# Sequential Importance Sampling for Counting Linear Extensions

Isabel Beichl
Applied and Computational Mathematics (ACMD), ITL, NIST

Tuesday, November 8, 2016 15:00-16:00,
Building 225, Room B111
Gaithersburg
Tuesday, November 8, 2016 13:00-14:00,
Room 4072
Boulder

Abstract: A linear extension of a partially ordered set is a linear ordering of the vertices that respects the poset ordering. Any directed acyclic graph (DAG) defines a poset where vertex v precedes vertex w in the poset if w is reachable from v via a directed path. A linear ordering for the vertices of a DAG , called a topological sort, is equivalent to a linear extension for the associated DAG.

Counting the number of topological sorts of a DAG is a well-known NP hard problem, important in in scheduling, and computational linear algebra. Because the problem is hard, approximations must be used. Monte Carlo methods for approximating using MCMC are known but they are not practical for real-world computation as they have complexity O(n$^6$).

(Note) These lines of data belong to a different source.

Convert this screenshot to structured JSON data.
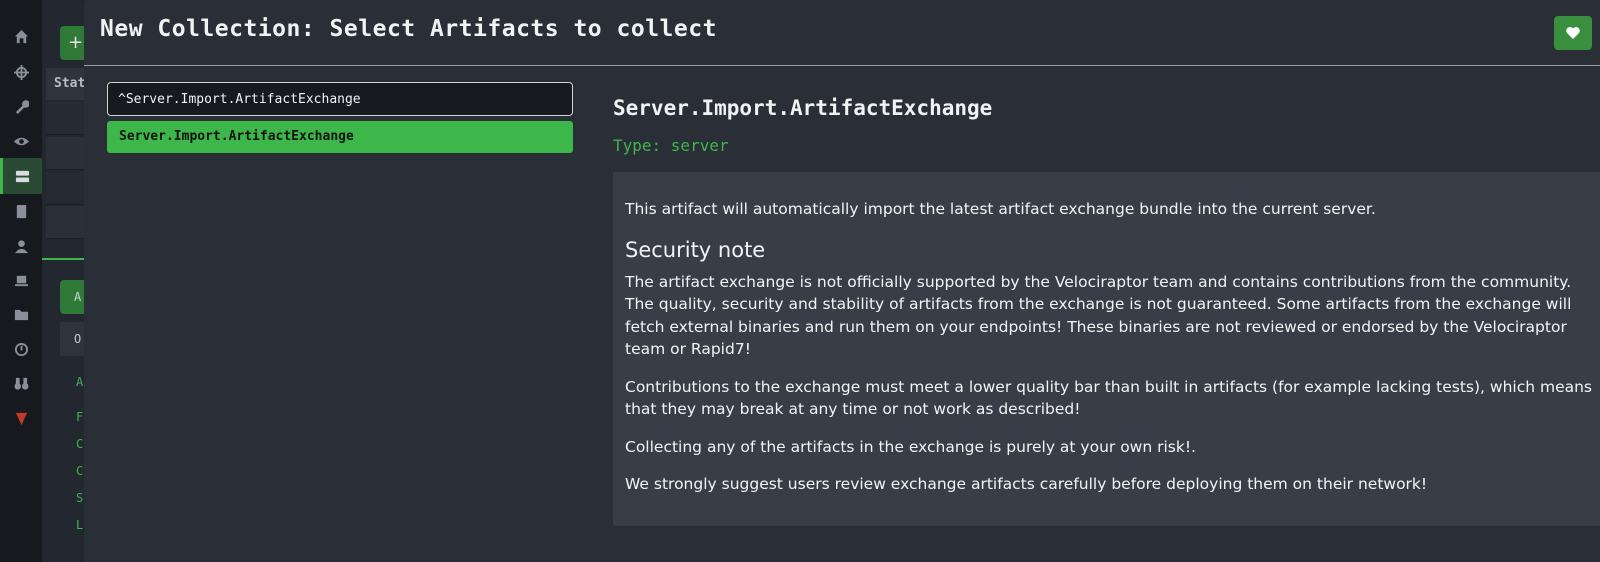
{
  "background": {
    "add_label": "+",
    "table_header": "Stat",
    "tab_active": "A",
    "tab_inactive": "O",
    "letters": [
      "A",
      "F",
      "C",
      "C",
      "S",
      "L"
    ]
  },
  "modal": {
    "title": "New Collection: Select Artifacts to collect",
    "favorite_icon": "heart-icon"
  },
  "search": {
    "value": "^Server.Import.ArtifactExchange"
  },
  "results": [
    {
      "label": "Server.Import.ArtifactExchange",
      "selected": true
    }
  ],
  "detail": {
    "name": "Server.Import.ArtifactExchange",
    "type": "Type: server",
    "intro": "This artifact will automatically import the latest artifact exchange bundle into the current server.",
    "heading": "Security note",
    "para1": "The artifact exchange is not officially supported by the Velociraptor team and contains contributions from the community. The quality, security and stability of artifacts from the exchange is not guaranteed. Some artifacts from the exchange will fetch external binaries and run them on your endpoints! These binaries are not reviewed or endorsed by the Velociraptor team or Rapid7!",
    "para2": "Contributions to the exchange must meet a lower quality bar than built in artifacts (for example lacking tests), which means that they may break at any time or not work as described!",
    "para3": "Collecting any of the artifacts in the exchange is purely at your own risk!.",
    "para4": "We strongly suggest users review exchange artifacts carefully before deploying them on their network!"
  },
  "colors": {
    "accent": "#3db749",
    "modal_bg": "#2a2e36",
    "desc_bg": "#383d48"
  }
}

We will describe an alternate practical method based on sequential importance sampling. Success using SIS depends on designing an importance function that "knows" the search tree. We describe a robust importance function related to Moebius inversion. One interesting property is that our approximation is exact in case the DAG is a forest.

Speaker Bio: Isabel Beichl works on probabalistic methods for measuring data that can be modeled as a network. Prior to coming to NIST, she taught at Goucher College and did UNIX development at Bell Laboratories. Her PhD is in mathematics from Cornell.

Presentation Slides: PDF

Contact: W. Griffin

Note: Visitors from outside NIST must contact Cathy Graham; (301) 975-3800; at least 24 hours in advance.